Aside from physical brain health, psychological health is also improved through jogging. It can make you feel happier through an increased production of endorphins, which are essentially feel-good hormones that help your positive thinking. Although this can just be a short-term kick at first, with regular exercise, you can enjoy more long-term mental health benefits.
Finally, jogging can be great for individuals living in their golden years. Its mental benefits can reduce the chances of developing dementia and other mental degenerative disorders. It’s a great, positive habit for older individuals to incorporate into their daily routines.
6. Increasing Lifespan

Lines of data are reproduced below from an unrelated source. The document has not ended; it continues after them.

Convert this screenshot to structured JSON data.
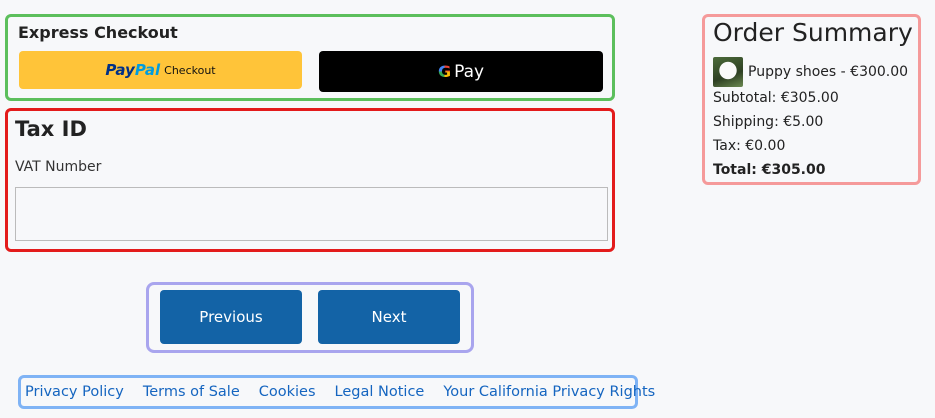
{
  "express": {
    "title": "Express Checkout",
    "paypal": {
      "pay": "Pay",
      "pal": "Pal",
      "checkout": "Checkout"
    },
    "gpay": {
      "g": "G",
      "pay": "Pay"
    }
  },
  "tax": {
    "title": "Tax ID",
    "vat_label": "VAT Number",
    "vat_value": "",
    "vat_placeholder": ""
  },
  "nav": {
    "previous": "Previous",
    "next": "Next"
  },
  "footer": {
    "links": [
      "Privacy Policy",
      "Terms of Sale",
      "Cookies",
      "Legal Notice",
      "Your California Privacy Rights"
    ]
  },
  "summary": {
    "title": "Order Summary",
    "item": "Puppy shoes - €300.00",
    "subtotal": "Subtotal: €305.00",
    "shipping": "Shipping: €5.00",
    "tax": "Tax: €0.00",
    "total": "Total: €305.00"
  },
  "colors": {
    "express_border": "#5cbf5c",
    "tax_border": "#e31b1b",
    "nav_border": "#a9a5ee",
    "footer_border": "#7fb3f5",
    "summary_border": "#f59a9a",
    "primary_button": "#1363a6",
    "paypal_yellow": "#ffc439"
  }
}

Jogging can help you to live longer. Just jogging for around one hour per week can significantly increase life expectancy, even by 6 years when jogging slowly, according to Dr. Peter Schnohr, a heart expert of Danish nationality. His research has supported the idea that even mild, calm exercise can provide many benefits.
This is supported by the fact that jogging, and other kinds of physical exercise, can reduce the chances of developing certain potentially life-threatening diseases. This is due in part to how it helps your health. Jogging can also make sleeping easier, and good sleep puts you at lower risk of developing dangerous diseases.
- One of the most compelling benefits of jogging is how it can reduce the risk of developing cancer.
- One of the reasons behind the development of cancer is the decreased strength of the immune system. This is often compounded by a history of cancer.
- Even if it’s in your genetics, jogging and engaging in physical activity can reduce cancer risk.
According to a recent study, higher physical activity is directly related to a lower chance of developing cancer entirely. It’s a benefit of jogging that is difficult to ignore. Of course, the most interesting part about research and science in relation to exercise and a long life is that it seems like jogging is a great way to reduce all-cause mortality. So no matter what you’re trying to avoid, jogging should be able to prevent it.
Final Thoughts On The Benefits Of Jogging, According To Science
Jogging is a great exercise habit to incorporate no matter your age. You can be old or young and still enjoy countless benefits, from a stronger heart to more positive thinking, to better immunity.
As an easy form of exercise, jogging is a very simple form of exercise. Additionally, it doesn’t require a high expense to carry out. Just wear the right gear and go to a park, get on a treadmill, or jog around your neighborhood!
Talk to a doctor or relevant medical health professional before embarking on your new exercise regimen. This ensures that you exercise at the right rate for your current state of health and well-being.